As per the study:
“About 611,000 users (1%) received an ‘informational message’ at the top of their news feeds, which encouraged them to vote, provided a link to information on local polling places and included a clickable ‘I voted’ button and a counter of Facebook users who had clicked it. About 60 million users (98%) received a ‘social message’, which included the same elements but also showed the profile pictures of up to six randomly selected Facebook friends who had clicked the ‘I voted’ button. The remaining 1% of users were assigned to a control group that received no message.”
The results showed that those who saw the second message, with images of their connections included, were increasingly likely to vote, which eventually resulted in 340,000 more people heading to the polls as a result of the peer nudge. And that’s just on a small scale in Facebook terms, among 60 million users, with the platform now closing in on 3 billion monthly actives around the world.

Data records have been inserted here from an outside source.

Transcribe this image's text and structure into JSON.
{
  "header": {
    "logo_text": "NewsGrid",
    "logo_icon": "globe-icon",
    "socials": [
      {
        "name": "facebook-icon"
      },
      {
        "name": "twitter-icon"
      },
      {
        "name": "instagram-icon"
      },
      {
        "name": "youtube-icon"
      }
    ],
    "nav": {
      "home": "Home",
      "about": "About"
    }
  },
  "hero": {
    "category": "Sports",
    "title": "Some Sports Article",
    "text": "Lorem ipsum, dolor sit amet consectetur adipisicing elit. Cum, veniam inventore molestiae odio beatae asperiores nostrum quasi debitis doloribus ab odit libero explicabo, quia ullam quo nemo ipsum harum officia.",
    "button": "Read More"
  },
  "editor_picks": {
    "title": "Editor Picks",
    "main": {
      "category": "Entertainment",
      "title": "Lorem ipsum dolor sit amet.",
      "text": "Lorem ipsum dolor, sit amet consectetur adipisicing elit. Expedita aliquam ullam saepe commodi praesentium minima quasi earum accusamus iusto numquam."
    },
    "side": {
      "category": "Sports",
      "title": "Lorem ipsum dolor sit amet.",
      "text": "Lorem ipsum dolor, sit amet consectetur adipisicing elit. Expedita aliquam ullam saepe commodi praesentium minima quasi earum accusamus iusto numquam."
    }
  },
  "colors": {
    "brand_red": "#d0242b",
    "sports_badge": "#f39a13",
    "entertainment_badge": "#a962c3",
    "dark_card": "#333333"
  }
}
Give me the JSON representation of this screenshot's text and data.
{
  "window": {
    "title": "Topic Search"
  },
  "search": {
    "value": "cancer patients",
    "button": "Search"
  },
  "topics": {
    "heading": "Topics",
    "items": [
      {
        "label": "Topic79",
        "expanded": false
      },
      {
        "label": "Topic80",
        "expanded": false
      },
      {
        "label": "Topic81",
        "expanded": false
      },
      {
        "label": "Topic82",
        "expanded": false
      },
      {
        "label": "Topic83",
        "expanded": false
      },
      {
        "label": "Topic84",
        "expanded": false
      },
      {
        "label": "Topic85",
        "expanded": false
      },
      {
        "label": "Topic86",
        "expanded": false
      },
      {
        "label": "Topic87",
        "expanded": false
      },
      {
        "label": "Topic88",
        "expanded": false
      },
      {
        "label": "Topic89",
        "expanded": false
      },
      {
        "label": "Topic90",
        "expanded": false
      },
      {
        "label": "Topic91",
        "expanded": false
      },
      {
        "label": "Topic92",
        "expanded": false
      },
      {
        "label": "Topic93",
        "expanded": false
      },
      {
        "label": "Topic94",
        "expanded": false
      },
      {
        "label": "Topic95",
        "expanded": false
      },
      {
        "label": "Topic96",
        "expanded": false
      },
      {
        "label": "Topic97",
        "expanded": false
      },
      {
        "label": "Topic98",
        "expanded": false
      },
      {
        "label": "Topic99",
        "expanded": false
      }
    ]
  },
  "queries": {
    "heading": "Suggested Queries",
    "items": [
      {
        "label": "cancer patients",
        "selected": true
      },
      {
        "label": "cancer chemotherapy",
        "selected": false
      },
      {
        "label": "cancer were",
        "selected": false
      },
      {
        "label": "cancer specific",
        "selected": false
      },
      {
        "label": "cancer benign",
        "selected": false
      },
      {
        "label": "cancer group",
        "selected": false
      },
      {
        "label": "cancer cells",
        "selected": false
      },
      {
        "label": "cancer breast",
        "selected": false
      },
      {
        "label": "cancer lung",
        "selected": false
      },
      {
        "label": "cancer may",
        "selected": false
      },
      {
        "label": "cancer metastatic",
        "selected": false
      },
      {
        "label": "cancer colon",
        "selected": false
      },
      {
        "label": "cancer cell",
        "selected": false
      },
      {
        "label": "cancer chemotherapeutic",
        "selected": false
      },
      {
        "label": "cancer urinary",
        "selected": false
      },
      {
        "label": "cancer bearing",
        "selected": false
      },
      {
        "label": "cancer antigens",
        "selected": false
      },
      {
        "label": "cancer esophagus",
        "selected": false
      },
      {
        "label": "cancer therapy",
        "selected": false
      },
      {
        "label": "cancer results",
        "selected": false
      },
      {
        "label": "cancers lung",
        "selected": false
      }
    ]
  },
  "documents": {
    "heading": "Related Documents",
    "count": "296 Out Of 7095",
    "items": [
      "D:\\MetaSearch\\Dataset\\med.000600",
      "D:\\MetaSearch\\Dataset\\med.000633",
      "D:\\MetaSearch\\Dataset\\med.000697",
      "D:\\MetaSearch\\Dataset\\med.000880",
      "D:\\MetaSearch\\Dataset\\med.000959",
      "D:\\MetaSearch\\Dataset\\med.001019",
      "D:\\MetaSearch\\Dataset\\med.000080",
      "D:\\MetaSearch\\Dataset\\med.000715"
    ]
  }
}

It’s clear, based on Facebook’s own evidence, that the platform does indeed hold significant influential power through peer insights and personal sharing.
So it’s not Facebook specifically, nor the infamous News Feed algorithm that are the key culprits in this process. It’s people, and what people choose to share. Which is what Meta CEO Mark Zuckerberg has repeatedly pointed to:
“Yes, we have big disagreements, maybe more now than at any time in recent history. But part of that is because we’re getting our issues out on the table — issues that for a long time weren’t talked about. More people from more parts of our society have a voice than ever before, and it will take time to hear these voices and knit them together into a coherent narrative.”
Contrary to the suggestion that it’s causing more problems, Meta sees Facebook as a vehicle for real social change, that through freedom of expression, we can reach a point of greater understanding, and that providing a platform for all should, theoretically, ensure better representation and connection.
Which is true from an optimistic standpoint, but still, the capacity for bad actors to also influence those shared opinions is equally significant, and those are just as often the thoughts that are being amplified among your networks connections.
So what can be done, beyond what Meta’s enforcement and moderation teams are already working on?
Well, probably not much. In some respects, detecting repeated text in posts would seemingly work, which platforms already do in varying ways. Limiting sharing around certain topics might also have some impact, but really, the best way forward is what Meta is doing, in working to detect the originators of such, and removing the networks amplifying questionable content.
Would removing the algorithm work?
Maybe. Whistleblower Frances Haugen has pointed to the News Feed algorithm, and its focus on fueling engagement above all else, as a key problem, as the system is effectively designed to amplify content that incites argument.
That’s definitely problematic in some applications, but would it stop Dave from sharing his thoughts on an issue? No, it wouldn’t, and at the same time, there’s nothing to suggest that the Dave’s of the world are getting their information via questionable sources, as per those highlighted here. But social media platforms, and their algorithms, facilitate both, they enhance such process, and provide whole new avenues for division.
There are different measures that could be enacted, but the effectiveness of each is highly questionable. Because much of this is not a social media problem, it’s a people problem, as Meta says. The problem is that we now have access to everyone else’s thoughts, and some of them we won’t agree with.
In the past, we could go on, blissfully unaware of our differences. But in the social media age, that’s no longer an option.
Will that, eventually, as Zuckerberg says, lead us to a more understanding, integrated and civil society? The results thus far suggest we have a way to go on this.